One of the hot renewable energy topics in recent weeks has been the pressure on ageing electricity infrastructure and how we will handle the volume of extra solar energy being fed into these networks.
Victorian electric utility company Powercor may have just unlocked the solution.
But first, the history. Solar energy uptake by Australian homes and businesses has been going gangbusters in recent times. Australia currently leads the world for solar penetration, and COVID-19 did little to slow our hunger to transition to renewable energy in 2020.
This has caused problems as the current energy infrastructure was designed for coal and gas. To date, there has been little done to address that. There are real concerns that spikes from homes exporting power during peak periods could damage or even collapse electricity infrastructure, resulting in widespread blackouts.
The Australian Energy Market Commission (AEMC) is the agency responsible for creating the rules that providers must adhere to. It made the unpopular draft rule proposal to charge homeowners to export power back to the grid earlier this year.
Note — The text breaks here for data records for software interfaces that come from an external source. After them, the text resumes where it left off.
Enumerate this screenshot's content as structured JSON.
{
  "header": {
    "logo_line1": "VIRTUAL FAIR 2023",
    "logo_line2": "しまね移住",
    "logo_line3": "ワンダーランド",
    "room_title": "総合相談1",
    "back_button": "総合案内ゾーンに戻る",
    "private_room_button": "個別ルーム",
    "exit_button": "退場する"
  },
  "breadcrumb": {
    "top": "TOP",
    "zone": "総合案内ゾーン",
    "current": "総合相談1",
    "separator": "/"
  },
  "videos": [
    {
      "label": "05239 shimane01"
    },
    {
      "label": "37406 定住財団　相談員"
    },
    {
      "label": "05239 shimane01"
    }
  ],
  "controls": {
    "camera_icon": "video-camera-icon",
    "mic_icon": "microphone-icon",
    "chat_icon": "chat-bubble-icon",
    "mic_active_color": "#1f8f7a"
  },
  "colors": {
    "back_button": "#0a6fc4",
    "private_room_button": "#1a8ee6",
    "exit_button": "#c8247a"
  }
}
This draft rule proposal was met with widespread criticism.
The AEMC backtracked very quickly and came out with some revised solutions, including:
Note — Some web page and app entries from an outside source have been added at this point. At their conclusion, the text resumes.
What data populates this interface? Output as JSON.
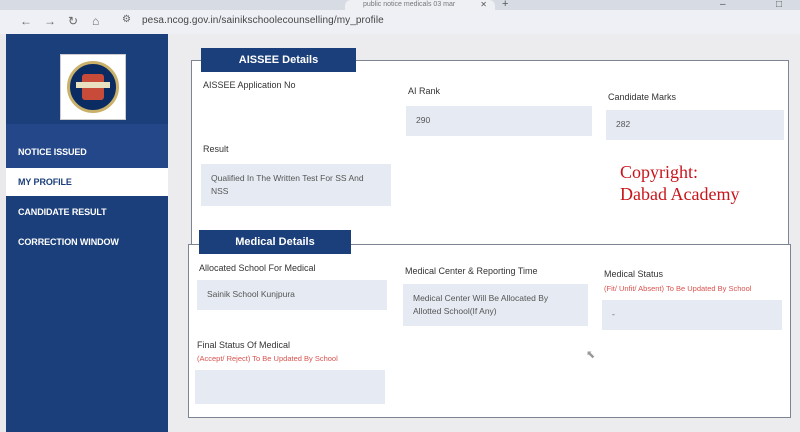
{
  "browser": {
    "tab_title": "public notice medicals 03 mar",
    "url": "pesa.ncog.gov.in/sainikschoolecounselling/my_profile"
  },
  "sidebar": {
    "items": [
      {
        "label": "NOTICE ISSUED",
        "active": false
      },
      {
        "label": "MY PROFILE",
        "active": true
      },
      {
        "label": "CANDIDATE RESULT",
        "active": false
      },
      {
        "label": "CORRECTION WINDOW",
        "active": false
      }
    ]
  },
  "aissee": {
    "header": "AISSEE Details",
    "application_no_label": "AISSEE Application No",
    "application_no_value": "",
    "rank_label": "AI Rank",
    "rank_value": "290",
    "marks_label": "Candidate Marks",
    "marks_value": "282",
    "result_label": "Result",
    "result_value": "Qualified In The Written Test For SS And NSS"
  },
  "medical": {
    "header": "Medical Details",
    "school_label": "Allocated School For Medical",
    "school_value": "Sainik School Kunjpura",
    "center_label": "Medical Center & Reporting Time",
    "center_value": "Medical Center Will Be Allocated By Allotted School(If Any)",
    "status_label": "Medical Status",
    "status_sub": "(Fit/ Unfit/ Absent) To Be Updated By School",
    "status_value": "-",
    "final_label": "Final Status Of Medical",
    "final_sub": "(Accept/ Reject) To Be Updated By School",
    "final_value": ""
  },
  "watermark": {
    "line1": "Copyright:",
    "line2": "Dabad Academy"
  },
  "colors": {
    "sidebar": "#1b3f7a",
    "header": "#1b3f7a",
    "field": "#e6ebf3",
    "watermark": "#c8151b",
    "sub_label": "#d9534f"
  }
}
- Punishing and rewarding electricity providers depending on their efforts to upgrade infrastructure
- Two-way pricing arrangements to reward solar owners for exporting during non-peak periods
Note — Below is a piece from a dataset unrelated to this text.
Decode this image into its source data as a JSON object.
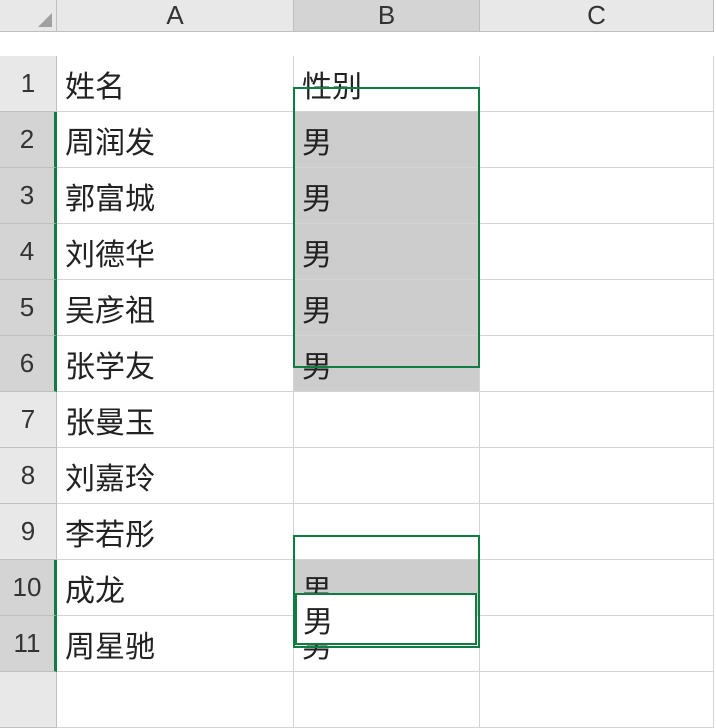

- Flexible pricing solutions to give consumers more choice on their exports, bills, savings and any potential fees.
While these solutions are better than clobbering solar owners with fees to export electricity, they are still essential band-aid solutions. Until the networks are upgraded to be able to handle renewable energy sources like solar and wind, we will always be walking the tightrope.
This is where Powercor enters the equation
The electricity utility company has signalled its intent to connect renewable sources to the grid faster across Victoria, including 20 large-scale batteries.
This plan would include up to 20 large-scale storage projects with a capacity of up to 1.1GW, which is already more significant than anything else in existence in Australia today. Up to 16 new synchronous condensers would boost system strength, and significant upgrades to the high voltage network would ensure its security.
This proposal has been sent to the Victorian Government for approval.
While it is significant in scope, one of the key points to take out of Powercor’s proposal is that it would require no new easements, no additional land and no visual impacts anywhere in Victoria.
Powercor General Manager Electricity Networks Mark Clarke urges the government to use distribution networks as a more holistic solution to allow for faster and safer renewable connection to electricity networks.
“We can support new renewable generation while also improving power reliability and network capacity for more solar, EV charging infrastructure and battery programs in local communities,” he said.
The proposal is now in the hands of the Victorian Government. Energy Matters will provide all updates as they are released.